7 thoughts on “Feb ’20 Brew Report: Together Forever

  1. I love how Arcum’s Astrolabe has just thrown the color pie out the window. Looking at the first two Bant decks, we have decks that have GGUU, 1UUU, and 1WWU costed 4-drops in Uro, Cryptic, and Verdict. Yet *somehow* this deck is cool with running Blood Moon in the side. Like, not only is Blood Moon not the sort of card that most decks should be able to run as their only red card, but this sort of heavy color-intensive Bant deck should be one of the decks that tends to *scoop* to Blood Moon.

    1. In fairness, Modern’s never had the best color discipline enforcement in it’s lifetime. I remember Grixis Control trying to make Cryptic Command, Liliana of the Veil, and Anger of the Gods live together happily, never mind the shenanigan’s that went down while Deathrite Shaman was legal.
      I think that Blood Moon is generally underplayed because a lot of manabases were already exceptionally greedy. It’s just taken until recently for the scope of that greed to become evident.

    2. I love that too! Interesting also that Moon is being so played despite many decks having a) snow basics to fetch and b) Astrolabes of their own. It’s no longer used to hose greedy-mana “balance” decks, as those are the ones that now pack Moon as a plan; rather, it’s for the combo decks that can’t run Moon because they lack the economy for Astrolabe or need their lands to go off.

    1. I started with that thought, but after reading both cards, I wasn’t so sure it worked that way.
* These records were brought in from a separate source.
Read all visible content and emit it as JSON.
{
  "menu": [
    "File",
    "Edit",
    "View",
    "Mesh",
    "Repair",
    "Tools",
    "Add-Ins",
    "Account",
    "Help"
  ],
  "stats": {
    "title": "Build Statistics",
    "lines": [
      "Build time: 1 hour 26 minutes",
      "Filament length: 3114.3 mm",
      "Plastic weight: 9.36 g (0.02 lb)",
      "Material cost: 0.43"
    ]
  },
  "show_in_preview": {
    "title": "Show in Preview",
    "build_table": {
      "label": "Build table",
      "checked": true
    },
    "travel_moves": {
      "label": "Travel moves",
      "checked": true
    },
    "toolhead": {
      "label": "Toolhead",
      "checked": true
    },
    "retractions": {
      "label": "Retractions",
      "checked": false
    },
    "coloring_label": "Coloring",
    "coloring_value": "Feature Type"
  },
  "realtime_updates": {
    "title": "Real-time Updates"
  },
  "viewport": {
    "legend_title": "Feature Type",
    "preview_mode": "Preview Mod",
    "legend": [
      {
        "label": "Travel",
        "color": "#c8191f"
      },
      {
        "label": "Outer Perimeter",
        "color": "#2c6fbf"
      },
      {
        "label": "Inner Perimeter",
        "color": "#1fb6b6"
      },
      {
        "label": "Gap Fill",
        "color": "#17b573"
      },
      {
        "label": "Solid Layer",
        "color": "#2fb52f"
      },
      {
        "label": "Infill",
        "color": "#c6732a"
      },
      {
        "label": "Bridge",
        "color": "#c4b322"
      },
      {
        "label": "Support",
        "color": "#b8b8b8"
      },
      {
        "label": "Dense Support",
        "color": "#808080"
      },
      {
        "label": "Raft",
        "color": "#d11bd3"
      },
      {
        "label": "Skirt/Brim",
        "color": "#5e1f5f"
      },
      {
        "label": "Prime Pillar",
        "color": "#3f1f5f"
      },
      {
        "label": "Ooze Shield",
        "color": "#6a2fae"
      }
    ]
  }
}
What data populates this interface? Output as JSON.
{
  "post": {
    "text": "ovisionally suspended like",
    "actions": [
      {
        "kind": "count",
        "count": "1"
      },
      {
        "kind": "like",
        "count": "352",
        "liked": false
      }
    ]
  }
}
But I guess if Snapcaster works with Delve… that’s pretty sick!

Join the conversation

Want Prices?

Browse thousands of prices with the first and most comprehensive MTG Finance tool around.

Trader Tools lists both buylist and retail prices for every MTG card, going back a decade.